Moreover, on this subject and always by Lexis Nexis, I invite you to consult this video, which includes some of the fundamentals:

best practices for predictive modelling

VA²CS – Detection and prediction of falls

Detection and prediction of falls

Creative Specific Software has developed an innovative solution for the detection and prediction of falls for the elderly. This solution is called VA²CS.

Halfway between connected object and artificial intelligence, it allows to offer a real service of prevention of a significant risk! <! – more ->

The need

For the record, there are in France 1250 falls per day, for 30 deaths. The need to detect the fall is therefore not new, and several solutions already exist. However, most existing solutions rely on bracelets, pendants or watches, and this, without major innovation for 25 years. The latest solutions are based on ground-based sensors and teleassistance boxes ( see the Harmonie Mutuelle solution – Orange ), but the cost remains generally important.

There are several major limitations to these solutions:

  • The first reaction of a falling person is not to press a button, whatever it is, but to try to get up
  • Once standing, the 2nd reaction is not to try to call for help because they do not want to disturb. The person is not going to be taken under examination immediately, with all the consequences on health aggravations in particular.
  • In the event of a fall with loss of consciousness, not all solutions can automatically send help
  • Most calls via teleassistance boxes are calls of convenience (against loneliness, need to talk to someone, need for psychological assistance, etc.). The average duration of these calls is almost 3 minutes.

Moreover, in the event of a trigger or an appeal, the tele-assistants have the legal obligation today to warn the helpers (under risk of not helping a person in danger). When the family is not available, this generates firefighters’ intervention costs (180 €). When we add the potential damage to the home, when it is not always relevant, because there is not always a fall, the consequences are heavy.

The solution

Fall Detection

With this in mind, and after working with Dr. Jean-Marie Vetel, one of the designers of the french GIR grid , Ramzi Larbi and his team have developed a new solution.

This involves equipping the living area with sensors (cameras), and then, thanks to the analysis of images captured in real time to detect falls.

When it is detected, a photo is sent automatically to the remote assistance center. It takes on average about ten seconds to give a certain answer to the action to take:

  • the fall is real and you have to send help,
  • either there is no fall, it is a false alarm, and the alert can be closed.

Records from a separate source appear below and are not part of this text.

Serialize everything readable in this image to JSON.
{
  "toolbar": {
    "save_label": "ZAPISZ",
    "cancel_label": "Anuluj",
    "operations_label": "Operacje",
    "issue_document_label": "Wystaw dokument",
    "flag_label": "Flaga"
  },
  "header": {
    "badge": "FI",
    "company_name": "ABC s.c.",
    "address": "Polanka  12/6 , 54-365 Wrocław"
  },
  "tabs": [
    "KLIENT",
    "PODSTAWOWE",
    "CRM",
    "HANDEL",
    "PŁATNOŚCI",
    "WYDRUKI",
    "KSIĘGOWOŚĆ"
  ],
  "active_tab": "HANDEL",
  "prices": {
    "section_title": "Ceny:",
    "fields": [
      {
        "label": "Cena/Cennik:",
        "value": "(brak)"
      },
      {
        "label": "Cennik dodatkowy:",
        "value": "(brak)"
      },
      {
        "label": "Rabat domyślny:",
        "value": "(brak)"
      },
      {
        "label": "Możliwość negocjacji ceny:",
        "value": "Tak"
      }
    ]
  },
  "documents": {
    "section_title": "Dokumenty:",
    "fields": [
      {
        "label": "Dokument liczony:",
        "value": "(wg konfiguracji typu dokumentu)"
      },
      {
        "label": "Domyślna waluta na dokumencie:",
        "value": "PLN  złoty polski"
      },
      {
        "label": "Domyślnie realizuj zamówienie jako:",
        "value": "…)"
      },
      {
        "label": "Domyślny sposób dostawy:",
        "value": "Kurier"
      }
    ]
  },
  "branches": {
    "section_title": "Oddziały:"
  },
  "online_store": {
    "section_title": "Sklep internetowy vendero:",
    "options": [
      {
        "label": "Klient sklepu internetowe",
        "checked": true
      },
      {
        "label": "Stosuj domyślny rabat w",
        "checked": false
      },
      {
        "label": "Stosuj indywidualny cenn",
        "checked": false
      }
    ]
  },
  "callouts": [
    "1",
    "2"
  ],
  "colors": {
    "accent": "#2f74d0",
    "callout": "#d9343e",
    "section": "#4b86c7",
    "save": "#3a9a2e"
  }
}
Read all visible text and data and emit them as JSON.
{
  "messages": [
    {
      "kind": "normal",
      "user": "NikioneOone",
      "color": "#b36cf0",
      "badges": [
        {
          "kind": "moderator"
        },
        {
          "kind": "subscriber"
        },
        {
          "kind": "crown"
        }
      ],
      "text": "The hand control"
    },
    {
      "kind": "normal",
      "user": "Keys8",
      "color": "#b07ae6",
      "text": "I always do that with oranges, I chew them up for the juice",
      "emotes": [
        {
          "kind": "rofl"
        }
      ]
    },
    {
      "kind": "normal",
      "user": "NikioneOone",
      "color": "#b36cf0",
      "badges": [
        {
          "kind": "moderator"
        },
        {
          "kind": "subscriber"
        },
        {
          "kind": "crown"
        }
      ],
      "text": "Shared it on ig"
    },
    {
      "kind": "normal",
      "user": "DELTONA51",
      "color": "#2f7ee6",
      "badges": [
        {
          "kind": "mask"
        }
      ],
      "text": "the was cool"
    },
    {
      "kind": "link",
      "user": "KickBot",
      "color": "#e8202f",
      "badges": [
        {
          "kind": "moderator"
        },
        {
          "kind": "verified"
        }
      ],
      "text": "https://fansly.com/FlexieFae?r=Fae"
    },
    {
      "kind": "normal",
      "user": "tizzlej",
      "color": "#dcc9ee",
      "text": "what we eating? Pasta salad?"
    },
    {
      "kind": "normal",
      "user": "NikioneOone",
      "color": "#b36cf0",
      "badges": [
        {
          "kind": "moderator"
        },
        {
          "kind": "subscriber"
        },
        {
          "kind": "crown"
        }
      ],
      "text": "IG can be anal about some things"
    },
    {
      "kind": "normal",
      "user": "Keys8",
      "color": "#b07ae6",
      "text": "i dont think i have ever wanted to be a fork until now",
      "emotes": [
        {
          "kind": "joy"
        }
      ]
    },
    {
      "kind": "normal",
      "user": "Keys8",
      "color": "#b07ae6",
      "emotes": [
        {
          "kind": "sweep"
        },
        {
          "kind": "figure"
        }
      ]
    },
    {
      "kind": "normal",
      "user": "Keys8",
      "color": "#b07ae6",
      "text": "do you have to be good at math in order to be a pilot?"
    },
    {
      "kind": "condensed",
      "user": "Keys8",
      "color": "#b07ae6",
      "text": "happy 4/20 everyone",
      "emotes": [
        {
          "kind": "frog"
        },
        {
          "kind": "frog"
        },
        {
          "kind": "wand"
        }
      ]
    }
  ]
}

The desire is to obtain a solution at a reasonable price, the offer is based on conventional cameras and a connected box that contains intelligence and algorithms.

VA²CS already has 1500 EHPAD rooms in France, within the largest networks (Korian / Orpéa), as well as 600 private individuals. A partnership also exists abroad with Tunstall, the world leader in teleassistance for the elderly. The algorithms are patented in France and North America.

Prediction of falling

In order to complete its offer, the company has worked in partnership with Orpea to identify key factors in prediction of a fall. Then, she developed the corresponding algorithms. It is now able to predict a fall with a precision of about 60%!

Implemented in testing at Orpea, this solution has reduced falls by 50%!

Extensions

The solution was then supplemented more conventionally by intrusion detection coverage or facial recognition of visits to notify malicious visitors to relatives.

My opinion on detection and prediction of falls

This solution was not developed at first with a desire to meet the needs of insurers. However, it is totally in line with the current concerns of the sector.

The potential consequences of this type of solution for public health and for insurers are in my opinion significant.

Indeed, being able to predict a fall makes it possible to send notifications to qualified personnel or a relative to intervene. This is obviously valid in specialized institutions (EHPAD) to support staff reduced at night, but use cases can go further.

Thank you Ramzi Larbi for this exchange and good luck!

Note: I do not have a commercial relationship with the company providing this service.